YOUR ASSIGNMENT: Where a line in the entries below contains the word "JSON", it counts; give the total by itself.
============
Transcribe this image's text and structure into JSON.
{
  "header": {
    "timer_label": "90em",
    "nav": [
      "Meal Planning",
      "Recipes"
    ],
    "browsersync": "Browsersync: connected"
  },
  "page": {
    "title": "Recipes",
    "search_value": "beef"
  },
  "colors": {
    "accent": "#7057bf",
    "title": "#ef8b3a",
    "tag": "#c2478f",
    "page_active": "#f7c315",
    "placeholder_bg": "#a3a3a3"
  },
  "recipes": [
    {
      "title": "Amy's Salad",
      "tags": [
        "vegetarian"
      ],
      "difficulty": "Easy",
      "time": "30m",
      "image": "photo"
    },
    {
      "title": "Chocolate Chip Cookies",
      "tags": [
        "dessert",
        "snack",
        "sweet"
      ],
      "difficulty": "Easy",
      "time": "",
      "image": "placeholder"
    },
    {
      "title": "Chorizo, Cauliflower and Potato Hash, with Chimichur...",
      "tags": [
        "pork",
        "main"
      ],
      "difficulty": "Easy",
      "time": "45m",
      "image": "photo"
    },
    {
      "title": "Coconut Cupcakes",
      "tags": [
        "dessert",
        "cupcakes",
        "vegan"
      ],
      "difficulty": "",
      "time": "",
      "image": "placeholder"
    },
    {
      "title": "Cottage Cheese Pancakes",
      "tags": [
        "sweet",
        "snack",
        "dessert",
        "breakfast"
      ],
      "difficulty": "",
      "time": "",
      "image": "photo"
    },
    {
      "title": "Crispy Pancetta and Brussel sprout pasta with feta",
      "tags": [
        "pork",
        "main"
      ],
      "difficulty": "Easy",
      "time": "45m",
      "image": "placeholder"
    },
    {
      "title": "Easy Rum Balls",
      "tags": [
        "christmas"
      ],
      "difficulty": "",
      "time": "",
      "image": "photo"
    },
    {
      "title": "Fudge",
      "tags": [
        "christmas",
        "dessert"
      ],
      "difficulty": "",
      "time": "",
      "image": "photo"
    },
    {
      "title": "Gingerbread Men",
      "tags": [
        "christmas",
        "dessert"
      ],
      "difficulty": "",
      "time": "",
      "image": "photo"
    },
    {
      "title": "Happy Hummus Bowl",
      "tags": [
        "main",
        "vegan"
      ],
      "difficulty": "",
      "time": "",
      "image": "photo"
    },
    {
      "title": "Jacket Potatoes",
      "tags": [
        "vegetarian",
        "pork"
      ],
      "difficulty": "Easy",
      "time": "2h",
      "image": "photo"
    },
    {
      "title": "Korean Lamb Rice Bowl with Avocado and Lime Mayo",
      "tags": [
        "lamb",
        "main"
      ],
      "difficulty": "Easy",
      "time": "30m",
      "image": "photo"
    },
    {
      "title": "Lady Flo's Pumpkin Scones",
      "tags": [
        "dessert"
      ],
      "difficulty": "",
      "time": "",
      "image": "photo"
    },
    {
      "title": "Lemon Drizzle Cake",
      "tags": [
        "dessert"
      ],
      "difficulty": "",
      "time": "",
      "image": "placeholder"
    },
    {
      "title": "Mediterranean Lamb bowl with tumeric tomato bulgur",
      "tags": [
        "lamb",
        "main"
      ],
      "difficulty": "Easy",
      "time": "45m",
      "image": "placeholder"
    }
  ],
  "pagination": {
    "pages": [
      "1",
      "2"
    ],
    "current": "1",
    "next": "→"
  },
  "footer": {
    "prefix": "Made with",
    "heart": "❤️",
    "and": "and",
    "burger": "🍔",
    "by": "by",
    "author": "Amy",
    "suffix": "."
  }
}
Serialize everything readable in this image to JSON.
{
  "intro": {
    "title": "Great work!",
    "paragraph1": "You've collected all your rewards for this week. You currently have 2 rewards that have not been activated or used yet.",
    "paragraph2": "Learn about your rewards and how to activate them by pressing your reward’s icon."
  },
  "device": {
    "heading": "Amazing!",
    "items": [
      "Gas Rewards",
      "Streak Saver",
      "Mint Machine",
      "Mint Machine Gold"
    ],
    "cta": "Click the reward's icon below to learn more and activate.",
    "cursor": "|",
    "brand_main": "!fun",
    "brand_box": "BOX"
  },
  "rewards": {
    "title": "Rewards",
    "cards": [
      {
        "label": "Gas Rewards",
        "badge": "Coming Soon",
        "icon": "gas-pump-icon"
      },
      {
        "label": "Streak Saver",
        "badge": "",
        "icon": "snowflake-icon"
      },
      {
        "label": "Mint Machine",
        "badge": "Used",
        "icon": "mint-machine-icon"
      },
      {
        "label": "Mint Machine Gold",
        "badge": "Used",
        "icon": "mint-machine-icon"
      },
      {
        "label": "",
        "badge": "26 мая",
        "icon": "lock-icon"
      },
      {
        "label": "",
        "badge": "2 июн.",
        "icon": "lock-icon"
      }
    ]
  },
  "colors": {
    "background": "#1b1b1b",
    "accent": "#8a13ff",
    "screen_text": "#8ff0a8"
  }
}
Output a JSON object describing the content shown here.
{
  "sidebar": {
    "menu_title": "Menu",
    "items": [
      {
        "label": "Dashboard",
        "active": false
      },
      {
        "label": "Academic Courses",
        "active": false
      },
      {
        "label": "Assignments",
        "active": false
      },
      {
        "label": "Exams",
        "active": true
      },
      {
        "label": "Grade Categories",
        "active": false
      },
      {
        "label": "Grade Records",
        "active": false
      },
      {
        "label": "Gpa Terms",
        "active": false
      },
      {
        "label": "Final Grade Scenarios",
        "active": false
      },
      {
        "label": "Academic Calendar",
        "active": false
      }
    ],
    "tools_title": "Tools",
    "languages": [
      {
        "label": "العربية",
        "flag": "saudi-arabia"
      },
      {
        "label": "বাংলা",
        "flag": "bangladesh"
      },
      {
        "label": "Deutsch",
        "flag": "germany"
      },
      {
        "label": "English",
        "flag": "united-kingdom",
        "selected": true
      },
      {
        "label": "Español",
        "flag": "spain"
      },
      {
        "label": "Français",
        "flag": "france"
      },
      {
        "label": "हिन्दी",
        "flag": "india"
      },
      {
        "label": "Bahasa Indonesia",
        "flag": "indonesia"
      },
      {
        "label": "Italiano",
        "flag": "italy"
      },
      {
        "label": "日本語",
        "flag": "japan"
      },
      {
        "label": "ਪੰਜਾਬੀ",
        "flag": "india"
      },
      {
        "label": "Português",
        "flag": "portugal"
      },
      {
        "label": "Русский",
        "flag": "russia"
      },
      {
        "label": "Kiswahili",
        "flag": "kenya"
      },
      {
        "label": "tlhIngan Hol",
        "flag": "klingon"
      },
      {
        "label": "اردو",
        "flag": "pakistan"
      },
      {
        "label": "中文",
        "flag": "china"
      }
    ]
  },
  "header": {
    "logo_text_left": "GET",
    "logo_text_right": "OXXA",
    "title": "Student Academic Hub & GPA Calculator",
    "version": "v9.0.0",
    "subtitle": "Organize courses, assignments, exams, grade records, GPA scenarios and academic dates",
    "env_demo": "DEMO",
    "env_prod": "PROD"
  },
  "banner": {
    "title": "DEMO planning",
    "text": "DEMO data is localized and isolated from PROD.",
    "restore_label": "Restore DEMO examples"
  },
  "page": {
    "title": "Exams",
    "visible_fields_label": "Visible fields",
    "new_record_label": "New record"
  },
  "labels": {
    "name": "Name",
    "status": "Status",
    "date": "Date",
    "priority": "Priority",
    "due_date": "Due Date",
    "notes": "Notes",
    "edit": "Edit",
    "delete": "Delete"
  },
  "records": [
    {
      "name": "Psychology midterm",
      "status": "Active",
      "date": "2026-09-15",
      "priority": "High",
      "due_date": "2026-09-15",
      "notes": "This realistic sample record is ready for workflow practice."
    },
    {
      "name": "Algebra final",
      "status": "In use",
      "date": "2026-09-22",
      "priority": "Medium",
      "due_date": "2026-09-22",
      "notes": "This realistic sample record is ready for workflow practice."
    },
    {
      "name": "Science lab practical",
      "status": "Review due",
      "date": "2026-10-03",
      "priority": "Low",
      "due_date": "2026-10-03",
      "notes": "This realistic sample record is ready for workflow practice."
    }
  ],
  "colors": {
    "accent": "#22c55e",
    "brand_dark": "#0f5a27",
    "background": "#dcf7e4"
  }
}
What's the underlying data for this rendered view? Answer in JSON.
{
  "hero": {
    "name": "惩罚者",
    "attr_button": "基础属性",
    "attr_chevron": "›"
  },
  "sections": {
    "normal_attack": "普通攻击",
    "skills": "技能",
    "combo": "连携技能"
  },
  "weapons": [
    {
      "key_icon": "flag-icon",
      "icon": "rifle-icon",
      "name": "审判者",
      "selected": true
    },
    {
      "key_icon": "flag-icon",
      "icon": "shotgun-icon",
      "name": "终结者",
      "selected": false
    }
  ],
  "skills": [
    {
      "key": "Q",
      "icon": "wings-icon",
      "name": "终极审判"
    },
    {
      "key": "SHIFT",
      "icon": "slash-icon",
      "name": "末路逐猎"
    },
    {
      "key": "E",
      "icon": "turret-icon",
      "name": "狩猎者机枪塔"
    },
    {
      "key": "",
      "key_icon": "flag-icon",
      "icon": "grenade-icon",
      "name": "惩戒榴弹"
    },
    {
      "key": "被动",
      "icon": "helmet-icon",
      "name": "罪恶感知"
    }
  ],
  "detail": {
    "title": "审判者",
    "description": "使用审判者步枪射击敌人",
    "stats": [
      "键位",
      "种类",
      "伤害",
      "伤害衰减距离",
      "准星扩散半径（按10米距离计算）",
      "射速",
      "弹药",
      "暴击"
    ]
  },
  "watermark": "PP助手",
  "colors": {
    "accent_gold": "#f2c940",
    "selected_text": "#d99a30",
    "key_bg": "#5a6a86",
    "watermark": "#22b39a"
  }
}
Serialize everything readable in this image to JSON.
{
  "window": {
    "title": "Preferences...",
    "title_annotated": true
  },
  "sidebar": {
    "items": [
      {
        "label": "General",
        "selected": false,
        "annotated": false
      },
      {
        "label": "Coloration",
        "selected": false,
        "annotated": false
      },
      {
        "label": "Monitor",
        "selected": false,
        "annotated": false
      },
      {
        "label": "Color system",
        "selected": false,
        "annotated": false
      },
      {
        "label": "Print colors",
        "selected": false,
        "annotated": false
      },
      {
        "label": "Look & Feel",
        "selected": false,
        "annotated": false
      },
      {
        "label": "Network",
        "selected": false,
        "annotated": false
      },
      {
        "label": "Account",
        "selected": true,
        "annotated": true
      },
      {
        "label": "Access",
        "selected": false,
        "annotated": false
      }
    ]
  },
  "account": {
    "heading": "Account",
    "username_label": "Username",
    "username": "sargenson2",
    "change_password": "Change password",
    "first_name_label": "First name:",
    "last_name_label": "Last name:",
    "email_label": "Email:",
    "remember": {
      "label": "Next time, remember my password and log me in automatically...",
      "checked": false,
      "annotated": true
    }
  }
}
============
EXPECTED OUTPUT: 5